Public records do not show which bank officials negotiated or approved any of the loans. Giannoulias declined to be interviewed by the Tribune or to review public records outlining the bank's loans.

In a written statement from his campaign, Giannoulias said he did not play a central role in the loans. "In retrospect, I think the added security of a background check would have been good, and I believe that many more banks — including Broadway — now include such checks as part of the loan-making process," he added.

Even without the whiff of scandal, Giannoulias doesn't seem to be the kind of candidate whom Tea Party activists could rally behind.

But what about the Republican nominee, Rep. Mark Kirk? He looks to be having the same trouble with the TP as Giannoulias.

He's "perhaps the most targeted local Republican," writes the Tribune's Oscar Avila. Tea Party activists consider him "a phony conservative because of his June vote for 'cap-and-trade' legislation that would increase the government's role in reducing carbon dioxide emissions":

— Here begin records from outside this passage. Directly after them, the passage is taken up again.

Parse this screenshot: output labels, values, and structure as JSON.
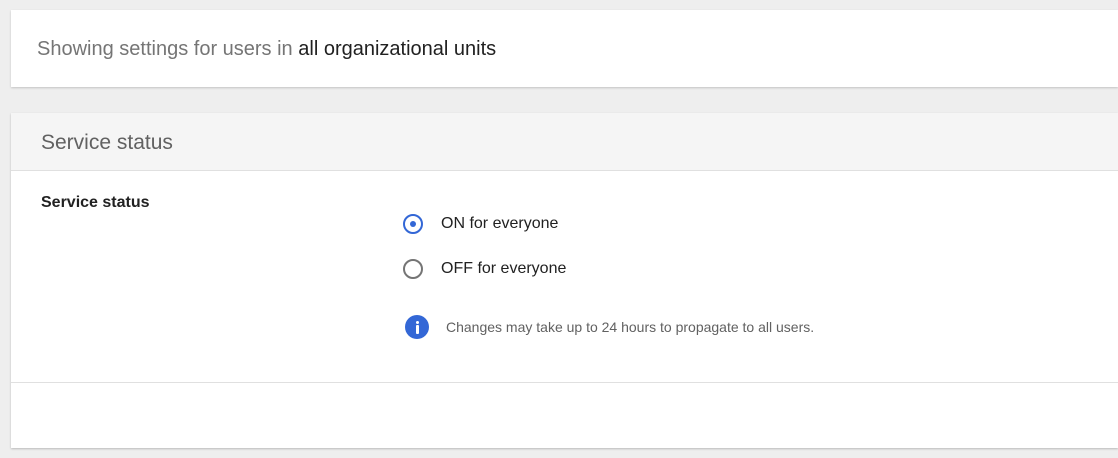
{
  "org_unit_banner": {
    "prefix": "Showing settings for users in",
    "scope": "all organizational units"
  },
  "service_status_panel": {
    "title": "Service status",
    "setting_label": "Service status",
    "options": [
      {
        "label": "ON for everyone",
        "selected": true
      },
      {
        "label": "OFF for everyone",
        "selected": false
      }
    ],
    "info_icon": "info-icon",
    "info_message": "Changes may take up to 24 hours to propagate to all users."
  },
  "colors": {
    "accent": "#3367d6",
    "page_background": "#eeeeee",
    "header_background": "#f5f5f5"
  }
}
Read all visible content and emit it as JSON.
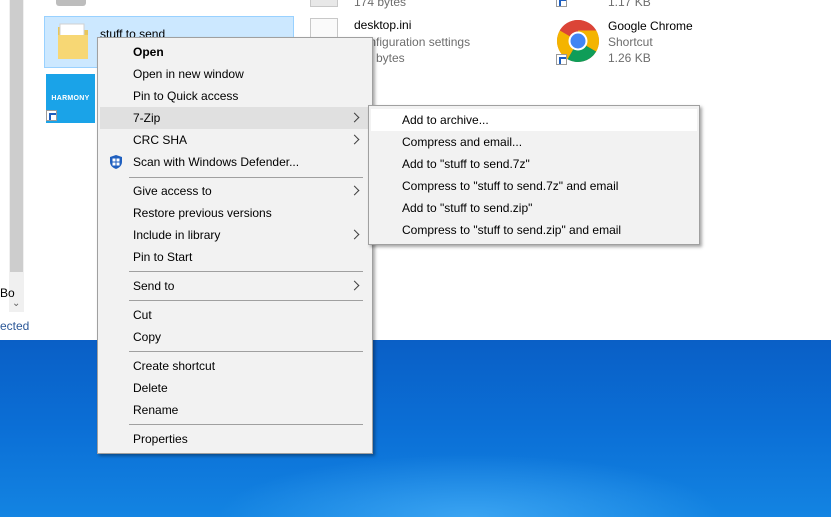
{
  "explorer": {
    "left_pane": {
      "label_fragment": "Bo",
      "status_fragment": "ected"
    },
    "files": [
      {
        "name": "stuff to send",
        "type": "folder",
        "selected": true
      },
      {
        "name": "HARMONY",
        "type": "shortcut"
      },
      {
        "name": "",
        "meta": "174 bytes",
        "type": "file"
      },
      {
        "name": "desktop.ini",
        "meta1": "Configuration settings",
        "meta2": "bytes",
        "type": "file"
      },
      {
        "name": "",
        "meta": "1.17 KB",
        "type": "file"
      },
      {
        "name": "Google Chrome",
        "meta1": "Shortcut",
        "meta2": "1.26 KB",
        "type": "shortcut"
      }
    ]
  },
  "context_menu": {
    "items": [
      {
        "label": "Open",
        "bold": true
      },
      {
        "label": "Open in new window"
      },
      {
        "label": "Pin to Quick access"
      },
      {
        "label": "7-Zip",
        "submenu": true,
        "active": true
      },
      {
        "label": "CRC SHA",
        "submenu": true
      },
      {
        "label": "Scan with Windows Defender...",
        "icon": "windows-defender-icon"
      },
      {
        "label": "Give access to",
        "submenu": true
      },
      {
        "label": "Restore previous versions"
      },
      {
        "label": "Include in library",
        "submenu": true
      },
      {
        "label": "Pin to Start"
      },
      {
        "label": "Send to",
        "submenu": true
      },
      {
        "label": "Cut"
      },
      {
        "label": "Copy"
      },
      {
        "label": "Create shortcut"
      },
      {
        "label": "Delete"
      },
      {
        "label": "Rename"
      },
      {
        "label": "Properties"
      }
    ]
  },
  "submenu_7zip": {
    "items": [
      {
        "label": "Add to archive...",
        "highlight": true
      },
      {
        "label": "Compress and email..."
      },
      {
        "label": "Add to \"stuff to send.7z\""
      },
      {
        "label": "Compress to \"stuff to send.7z\" and email"
      },
      {
        "label": "Add to \"stuff to send.zip\""
      },
      {
        "label": "Compress to \"stuff to send.zip\" and email"
      }
    ]
  },
  "colors": {
    "selection_bg": "#cce8ff",
    "menu_bg": "#f2f2f2",
    "menu_hover": "#e0e0e0",
    "desktop_blue": "#0b6fd6"
  }
}
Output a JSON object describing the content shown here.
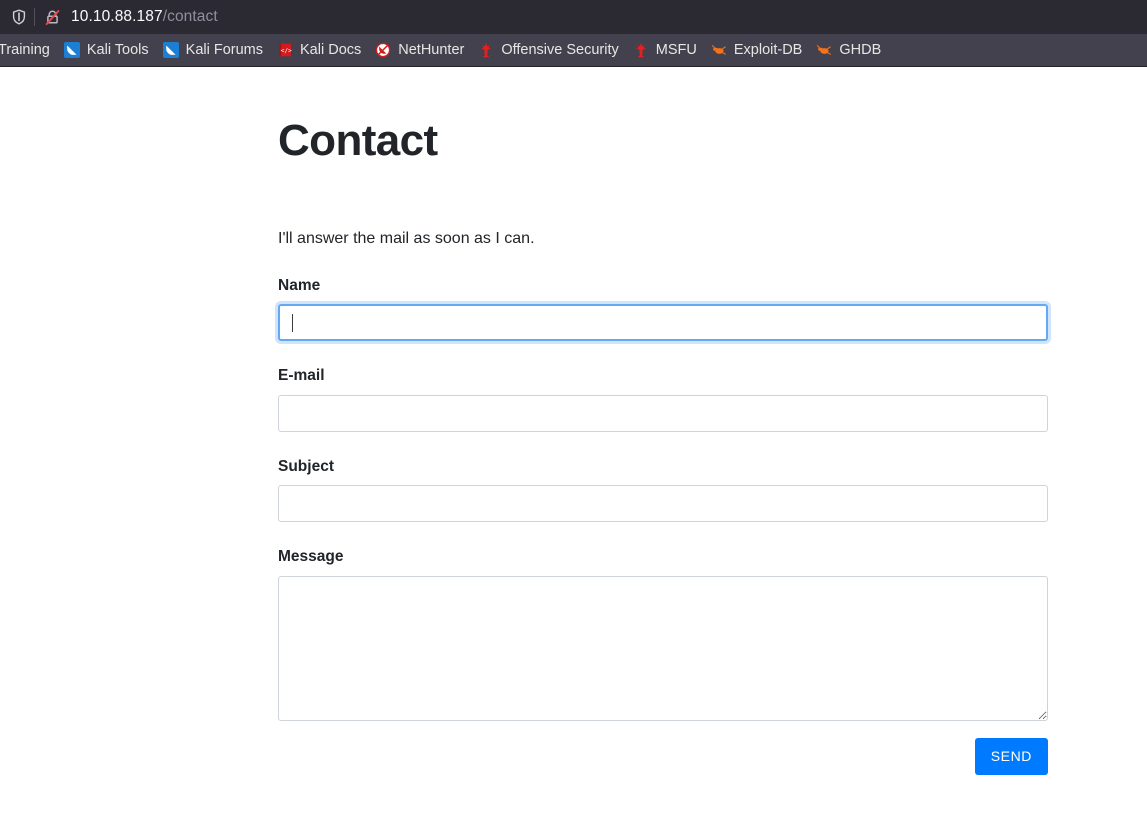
{
  "browser": {
    "url": {
      "host": "10.10.88.187",
      "path": "/contact"
    },
    "icons": {
      "shield": "shield-icon",
      "insecure_lock": "lock-crossed-icon"
    },
    "bookmarks": [
      {
        "label": "Training",
        "icon": "training-icon",
        "truncated": true
      },
      {
        "label": "Kali Tools",
        "icon": "kali-dragon-blue-icon",
        "truncated": false
      },
      {
        "label": "Kali Forums",
        "icon": "kali-dragon-blue-icon",
        "truncated": false
      },
      {
        "label": "Kali Docs",
        "icon": "kali-docs-book-icon",
        "truncated": false
      },
      {
        "label": "NetHunter",
        "icon": "nethunter-icon",
        "truncated": false
      },
      {
        "label": "Offensive Security",
        "icon": "offsec-dragon-icon",
        "truncated": false
      },
      {
        "label": "MSFU",
        "icon": "offsec-dragon-icon",
        "truncated": false
      },
      {
        "label": "Exploit-DB",
        "icon": "exploitdb-bug-icon",
        "truncated": false
      },
      {
        "label": "GHDB",
        "icon": "exploitdb-bug-icon",
        "truncated": false
      }
    ]
  },
  "page": {
    "title": "Contact",
    "intro": "I'll answer the mail as soon as I can.",
    "form": {
      "name": {
        "label": "Name",
        "value": "",
        "placeholder": "",
        "focused": true
      },
      "email": {
        "label": "E-mail",
        "value": "",
        "placeholder": "",
        "focused": false
      },
      "subject": {
        "label": "Subject",
        "value": "",
        "placeholder": "",
        "focused": false
      },
      "message": {
        "label": "Message",
        "value": "",
        "placeholder": "",
        "focused": false
      }
    },
    "submit_label": "SEND"
  },
  "colors": {
    "urlbar_bg": "#2b2a33",
    "bookmarks_bg": "#42414d",
    "page_bg": "#ffffff",
    "text_primary": "#212529",
    "accent_button": "#007bff",
    "focus_border": "#63a9f5",
    "input_border": "#ced4da"
  }
}
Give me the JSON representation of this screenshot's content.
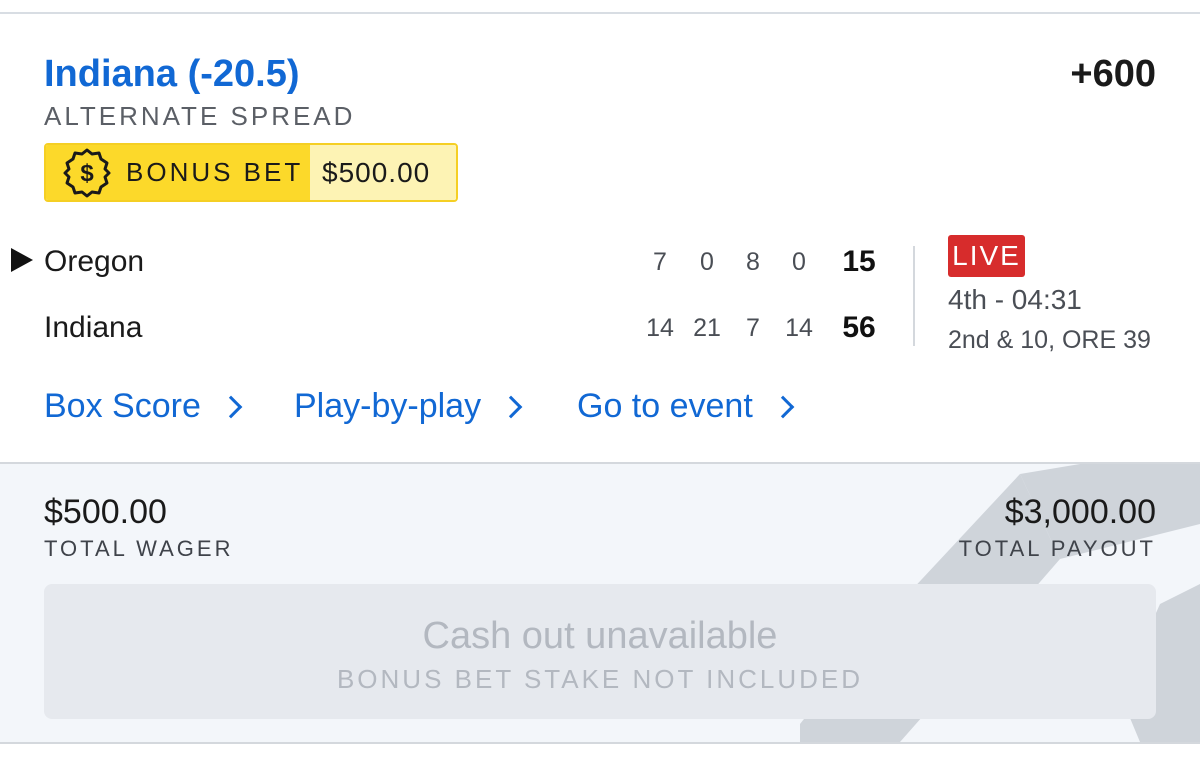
{
  "bet": {
    "selection": "Indiana (-20.5)",
    "odds": "+600",
    "market": "ALTERNATE SPREAD",
    "bonus_label": "BONUS BET",
    "bonus_amount": "$500.00"
  },
  "scoreboard": {
    "teams": [
      {
        "name": "Oregon",
        "quarters": [
          "7",
          "0",
          "8",
          "0"
        ],
        "total": "15"
      },
      {
        "name": "Indiana",
        "quarters": [
          "14",
          "21",
          "7",
          "14"
        ],
        "total": "56"
      }
    ],
    "status": {
      "live_label": "LIVE",
      "clock": "4th - 04:31",
      "situation": "2nd & 10, ORE 39"
    }
  },
  "links": {
    "box_score": "Box Score",
    "play_by_play": "Play-by-play",
    "go_to_event": "Go to event"
  },
  "summary": {
    "total_wager": "$500.00",
    "total_wager_label": "TOTAL WAGER",
    "total_payout": "$3,000.00",
    "total_payout_label": "TOTAL PAYOUT"
  },
  "cashout": {
    "title": "Cash out unavailable",
    "subtitle": "BONUS BET STAKE NOT INCLUDED"
  },
  "colors": {
    "accent_blue": "#1168d4",
    "live_red": "#d72c2c",
    "bonus_yellow": "#fcd92a"
  }
}
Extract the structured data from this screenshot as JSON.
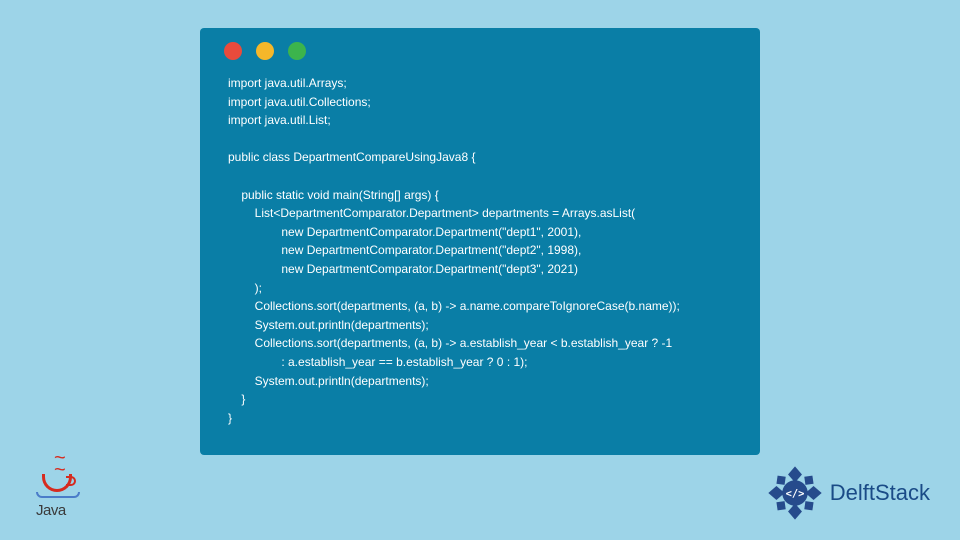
{
  "code": {
    "lines": [
      "import java.util.Arrays;",
      "import java.util.Collections;",
      "import java.util.List;",
      "",
      "public class DepartmentCompareUsingJava8 {",
      "",
      "    public static void main(String[] args) {",
      "        List<DepartmentComparator.Department> departments = Arrays.asList(",
      "                new DepartmentComparator.Department(\"dept1\", 2001),",
      "                new DepartmentComparator.Department(\"dept2\", 1998),",
      "                new DepartmentComparator.Department(\"dept3\", 2021)",
      "        );",
      "        Collections.sort(departments, (a, b) -> a.name.compareToIgnoreCase(b.name));",
      "        System.out.println(departments);",
      "        Collections.sort(departments, (a, b) -> a.establish_year < b.establish_year ? -1",
      "                : a.establish_year == b.establish_year ? 0 : 1);",
      "        System.out.println(departments);",
      "    }",
      "}"
    ]
  },
  "logos": {
    "java_label": "Java",
    "delft_label": "DelftStack"
  },
  "colors": {
    "bg": "#9dd4e8",
    "window": "#0a7ea6",
    "red": "#e94b3c",
    "yellow": "#f5b72a",
    "green": "#3cb44c",
    "delft_blue": "#1a4b87"
  }
}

Several tea party groups endorsed Patrick Hughes in the February Senate primary. After Hughes ended up with 19 percent of the vote, state GOP Chairman Pat Brady drew the ire of tea partiers when he dismissed the anti-Kirk movement as "fringe."

In Illinois, tea party members are divided over how to view Kirk's general-election fight against Democrat Alexi Giannoulias.

Maria Rodriguez, the village president of Long Grove and a tea party sympathizer, urged Gurnee participants to be pragmatic in the general elections, even when they do not agree with a candidate 100 percent. They should vote for whoever is "not liberal Democrat," she said.

But David Hale, the coordinator of the Rockford Tea Party, said he could not vote for Kirk.

"At some point, we need to make choices on principle," he said. "Just because you have an 'R' behind your name doesn't necessarily mean that we're going to vote for you lock, stock and barrel."